El Niño is a periodic climatic phenomenon that causes a strong warming of the waters of the Central-Southern and Eastern Pacific Ocean in the months of December and January on average every five years. Developing countries that are heavily dependent on agriculture and fisheries, particularly those bordering the Pacific Ocean, are most affected, although it is thought to have effects on a global scale as well through changes in atmospheric circulation throughout the planet.
The causes of El Niño are to be found in the presence of two types of waves in the atmospheric circulation (Kelvin waves and Rossby waves), which are directed in opposite directions to each other. Kelvin waves, faster, are directed towards the east; Rossby waves are, on the other hand, slower and westward.

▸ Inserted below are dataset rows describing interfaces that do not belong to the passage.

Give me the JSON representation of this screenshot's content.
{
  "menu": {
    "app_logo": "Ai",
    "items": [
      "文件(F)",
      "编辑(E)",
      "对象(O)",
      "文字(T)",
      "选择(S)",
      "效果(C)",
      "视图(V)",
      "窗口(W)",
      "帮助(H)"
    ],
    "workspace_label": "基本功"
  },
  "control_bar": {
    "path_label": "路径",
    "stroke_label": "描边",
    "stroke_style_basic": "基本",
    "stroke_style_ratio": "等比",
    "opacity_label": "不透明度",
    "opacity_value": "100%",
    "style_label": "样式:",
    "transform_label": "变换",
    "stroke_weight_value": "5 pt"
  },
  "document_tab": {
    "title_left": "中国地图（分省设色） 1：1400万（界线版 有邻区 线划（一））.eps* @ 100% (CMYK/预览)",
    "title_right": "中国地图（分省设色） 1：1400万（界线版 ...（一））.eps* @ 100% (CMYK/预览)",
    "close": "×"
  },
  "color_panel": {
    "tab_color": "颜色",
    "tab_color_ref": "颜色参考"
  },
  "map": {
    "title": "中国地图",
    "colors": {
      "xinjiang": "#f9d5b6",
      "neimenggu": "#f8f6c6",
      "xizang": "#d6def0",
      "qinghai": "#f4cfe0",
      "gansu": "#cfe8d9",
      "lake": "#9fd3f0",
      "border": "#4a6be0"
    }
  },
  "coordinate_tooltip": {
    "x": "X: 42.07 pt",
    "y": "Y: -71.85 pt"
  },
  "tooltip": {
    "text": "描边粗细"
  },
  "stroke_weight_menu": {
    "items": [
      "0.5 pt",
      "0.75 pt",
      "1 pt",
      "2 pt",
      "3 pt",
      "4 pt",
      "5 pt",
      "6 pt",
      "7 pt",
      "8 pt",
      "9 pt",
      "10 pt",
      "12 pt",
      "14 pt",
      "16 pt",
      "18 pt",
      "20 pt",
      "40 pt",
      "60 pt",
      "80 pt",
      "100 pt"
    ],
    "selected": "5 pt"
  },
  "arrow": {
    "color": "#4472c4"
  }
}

This generates an accumulation of water on the South American coasts in the Pacific, which results in a rise in the water level of almost a meter. When, at the end of December, the winds directed from east to west weaken or even reverse, if we also witness the Southern Oscillation, a variation in atmospheric pressure between Australia and the Pacific, the energy accumulated on the eastern coasts of the Pacific is released to the west.

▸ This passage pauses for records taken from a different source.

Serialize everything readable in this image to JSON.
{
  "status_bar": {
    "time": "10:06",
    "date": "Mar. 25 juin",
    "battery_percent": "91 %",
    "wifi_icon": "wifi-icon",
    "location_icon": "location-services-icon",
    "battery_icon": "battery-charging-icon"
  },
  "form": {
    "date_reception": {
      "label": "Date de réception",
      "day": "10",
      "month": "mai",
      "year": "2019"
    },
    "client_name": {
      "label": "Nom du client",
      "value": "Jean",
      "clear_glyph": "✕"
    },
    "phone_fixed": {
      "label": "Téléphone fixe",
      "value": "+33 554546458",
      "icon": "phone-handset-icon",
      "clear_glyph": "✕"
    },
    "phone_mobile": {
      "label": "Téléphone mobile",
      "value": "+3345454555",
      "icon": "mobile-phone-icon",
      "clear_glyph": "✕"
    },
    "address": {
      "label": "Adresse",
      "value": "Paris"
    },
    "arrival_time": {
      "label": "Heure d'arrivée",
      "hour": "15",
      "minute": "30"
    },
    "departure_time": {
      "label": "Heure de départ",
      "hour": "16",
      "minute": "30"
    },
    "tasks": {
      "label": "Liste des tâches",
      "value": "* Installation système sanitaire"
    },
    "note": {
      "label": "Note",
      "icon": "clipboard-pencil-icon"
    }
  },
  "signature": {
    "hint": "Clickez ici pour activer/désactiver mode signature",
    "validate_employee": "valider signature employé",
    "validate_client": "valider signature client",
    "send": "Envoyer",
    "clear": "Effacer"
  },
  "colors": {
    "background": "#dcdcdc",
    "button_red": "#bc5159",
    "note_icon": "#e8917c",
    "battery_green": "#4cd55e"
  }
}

This therefore causes heavy rains and lower temperatures on the South American Pacific coasts and drought and higher temperatures on the western Pacific coasts. From the analysis of the speed of the Kelvin and Rossby waves, the time taken to restore the normal situation is calculated, which is approximately equal to 12-18 months.
El Niño: its causes and effects on the planet climate

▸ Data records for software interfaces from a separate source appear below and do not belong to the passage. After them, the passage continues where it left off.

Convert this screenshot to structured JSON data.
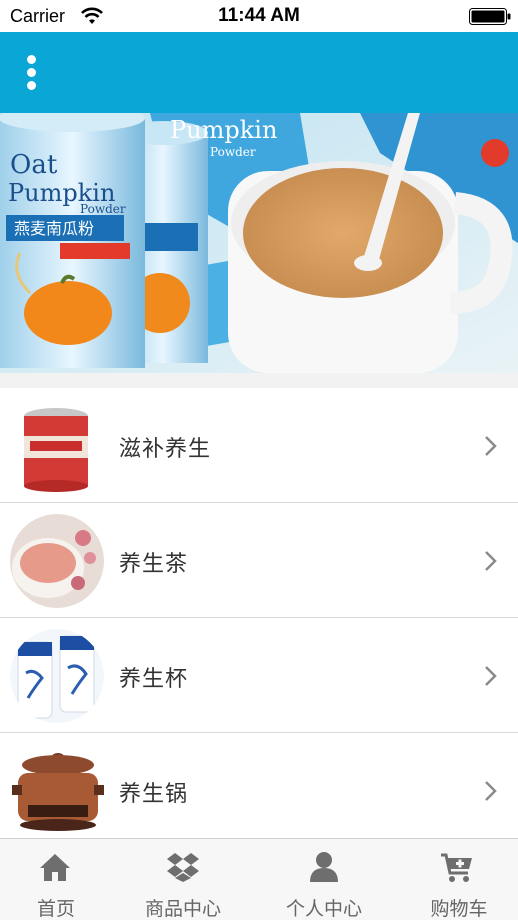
{
  "status_bar": {
    "carrier": "Carrier",
    "time": "11:44 AM"
  },
  "header": {
    "menu_icon": "vertical-ellipsis-icon",
    "background_color": "#0aa6d6"
  },
  "banner": {
    "product_text_line1": "Oat",
    "product_text_line2": "Pumpkin",
    "product_text_sub": "Powder",
    "product_cn": "燕麦南瓜粉",
    "bag_text": "Pumpkin",
    "bag_sub": "Powder",
    "slides": 3,
    "active_slide": 1
  },
  "list": {
    "items": [
      {
        "label": "滋补养生",
        "icon": "chevron-right-icon"
      },
      {
        "label": "养生茶",
        "icon": "chevron-right-icon"
      },
      {
        "label": "养生杯",
        "icon": "chevron-right-icon"
      },
      {
        "label": "养生锅",
        "icon": "chevron-right-icon"
      }
    ]
  },
  "tabbar": {
    "tabs": [
      {
        "label": "首页",
        "icon": "home-icon"
      },
      {
        "label": "商品中心",
        "icon": "dropbox-icon"
      },
      {
        "label": "个人中心",
        "icon": "user-icon"
      },
      {
        "label": "购物车",
        "icon": "cart-add-icon"
      }
    ]
  }
}
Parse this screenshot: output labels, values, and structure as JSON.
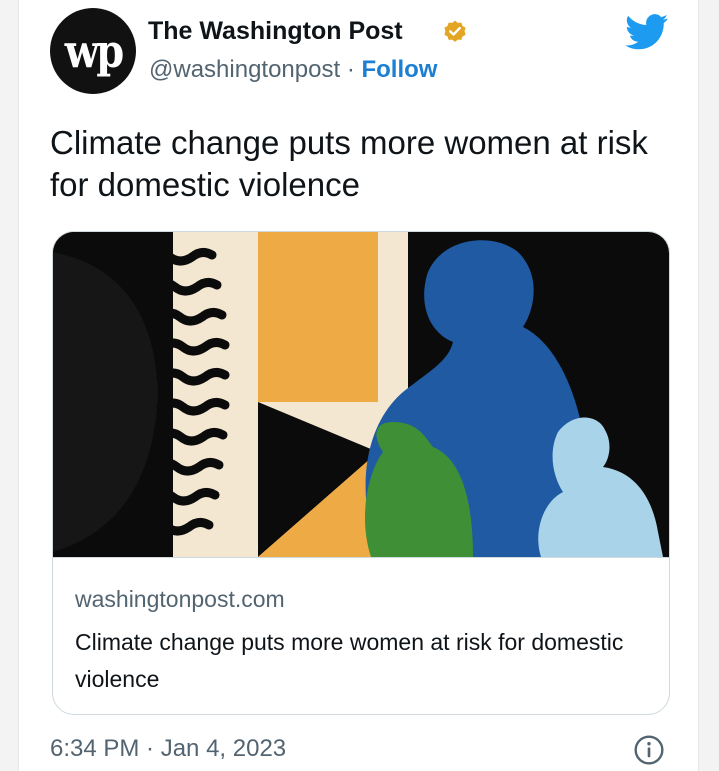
{
  "account": {
    "name": "The Washington Post",
    "handle": "@washingtonpost",
    "separator": " · ",
    "follow_label": "Follow",
    "avatar_monogram": "wp",
    "verified_icon": "verified-badge-gold",
    "brand_icon": "twitter-bird"
  },
  "tweet": {
    "text": "Climate change puts more women at risk for domestic violence",
    "timestamp": "6:34 PM · Jan 4, 2023"
  },
  "card": {
    "domain": "washingtonpost.com",
    "title": "Climate change puts more women at risk for domestic violence",
    "image_icon": "climate-illustration"
  },
  "colors": {
    "link_blue": "#1d7fd1",
    "twitter_blue": "#1d9bf0",
    "verified_gold": "#e2a524",
    "text_primary": "#0f1419",
    "text_secondary": "#536471"
  }
}
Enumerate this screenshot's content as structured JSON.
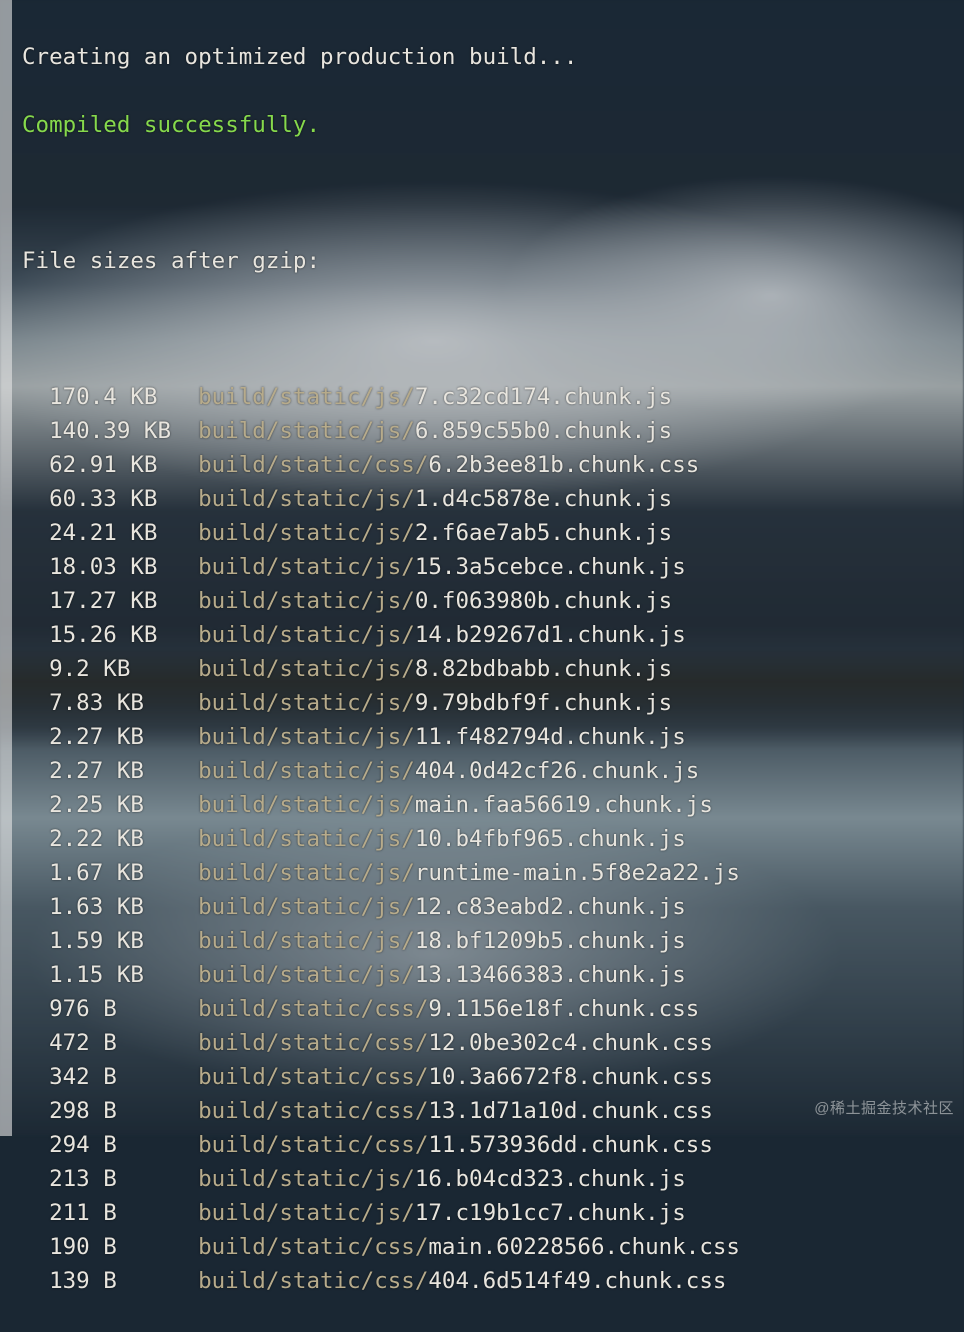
{
  "header": {
    "line1": "Creating an optimized production build...",
    "line2": "Compiled successfully.",
    "line3": "File sizes after gzip:"
  },
  "files": [
    {
      "size": "170.4 KB",
      "dir": "build/static/js/",
      "name": "7.c32cd174.chunk.js"
    },
    {
      "size": "140.39 KB",
      "dir": "build/static/js/",
      "name": "6.859c55b0.chunk.js"
    },
    {
      "size": "62.91 KB",
      "dir": "build/static/css/",
      "name": "6.2b3ee81b.chunk.css"
    },
    {
      "size": "60.33 KB",
      "dir": "build/static/js/",
      "name": "1.d4c5878e.chunk.js"
    },
    {
      "size": "24.21 KB",
      "dir": "build/static/js/",
      "name": "2.f6ae7ab5.chunk.js"
    },
    {
      "size": "18.03 KB",
      "dir": "build/static/js/",
      "name": "15.3a5cebce.chunk.js"
    },
    {
      "size": "17.27 KB",
      "dir": "build/static/js/",
      "name": "0.f063980b.chunk.js"
    },
    {
      "size": "15.26 KB",
      "dir": "build/static/js/",
      "name": "14.b29267d1.chunk.js"
    },
    {
      "size": "9.2 KB",
      "dir": "build/static/js/",
      "name": "8.82bdbabb.chunk.js"
    },
    {
      "size": "7.83 KB",
      "dir": "build/static/js/",
      "name": "9.79bdbf9f.chunk.js"
    },
    {
      "size": "2.27 KB",
      "dir": "build/static/js/",
      "name": "11.f482794d.chunk.js"
    },
    {
      "size": "2.27 KB",
      "dir": "build/static/js/",
      "name": "404.0d42cf26.chunk.js"
    },
    {
      "size": "2.25 KB",
      "dir": "build/static/js/",
      "name": "main.faa56619.chunk.js"
    },
    {
      "size": "2.22 KB",
      "dir": "build/static/js/",
      "name": "10.b4fbf965.chunk.js"
    },
    {
      "size": "1.67 KB",
      "dir": "build/static/js/",
      "name": "runtime-main.5f8e2a22.js"
    },
    {
      "size": "1.63 KB",
      "dir": "build/static/js/",
      "name": "12.c83eabd2.chunk.js"
    },
    {
      "size": "1.59 KB",
      "dir": "build/static/js/",
      "name": "18.bf1209b5.chunk.js"
    },
    {
      "size": "1.15 KB",
      "dir": "build/static/js/",
      "name": "13.13466383.chunk.js"
    },
    {
      "size": "976 B",
      "dir": "build/static/css/",
      "name": "9.1156e18f.chunk.css"
    },
    {
      "size": "472 B",
      "dir": "build/static/css/",
      "name": "12.0be302c4.chunk.css"
    },
    {
      "size": "342 B",
      "dir": "build/static/css/",
      "name": "10.3a6672f8.chunk.css"
    },
    {
      "size": "298 B",
      "dir": "build/static/css/",
      "name": "13.1d71a10d.chunk.css"
    },
    {
      "size": "294 B",
      "dir": "build/static/css/",
      "name": "11.573936dd.chunk.css"
    },
    {
      "size": "213 B",
      "dir": "build/static/js/",
      "name": "16.b04cd323.chunk.js"
    },
    {
      "size": "211 B",
      "dir": "build/static/js/",
      "name": "17.c19b1cc7.chunk.js"
    },
    {
      "size": "190 B",
      "dir": "build/static/css/",
      "name": "main.60228566.chunk.css"
    },
    {
      "size": "139 B",
      "dir": "build/static/css/",
      "name": "404.6d514f49.chunk.css"
    }
  ],
  "watermark": "@稀土掘金技术社区"
}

The El Niño phase is established due to the overheating of the oceanic surface waters of the eastern Pacific which, through increased convection, in turn modify the equatorial circulation of the winds and with it the distribution of rainfall, regulating the alternation of periods of drought and increased rainfall throughout the Equatorial Pacific.
From the point of view of the atmospheric circulation, as a consequence of the thermal variations of the ocean, with the El Niño phase a circulation is established with ascending air in the eastern Pacific and a descending one in the western one, i.e.
there is a shift of the circulation of Longitudinal walker to the east. In addition to the direct effects on site or on the Pacific, ENSO is considered the best known cause of interannual variability of meteorological and climatic conditions on a global scale in the world, with a frequency ranging from three to eight years.
The main consequences of this phenomenon can be found in the Pacific, Atlantic and Indian Oceans. In the Pacific Ocean, in periods of thermal oscillation in which there is a strong increase in water temperature, the phenomenon of El Niño occurs, while with a strong decrease, La Niña occurs.
The ENSO events are substantially in phase between the Pacific and Indian Oceans, while a twelve to eighteen month lag is noted between the Pacific and Atlantic ENSOs. Another fundamental aspect that characterizes the effects of El Niño on the environment, or rather on the oceanic ecosystem, is the variation in the nutritional supply of food that the phenomenon causes in the Pacific Ocean.
The warm current that the Niño carries eastward is in fact extremely poor in nutritional elements, ending up replacing entirely the cold Humboldt current (present instead in the Niña phase) which, through the ascent of the deep waters, favors the transfer from the oceanic depths of the plankton, the which ensures food for large quantities of fish.
If this situation continues for long periods, the marine faunal balance is distorted ending up having a heavy repercussion on the economy of the South American populations of Ecuador, Peru and Chile who live mainly from fishing.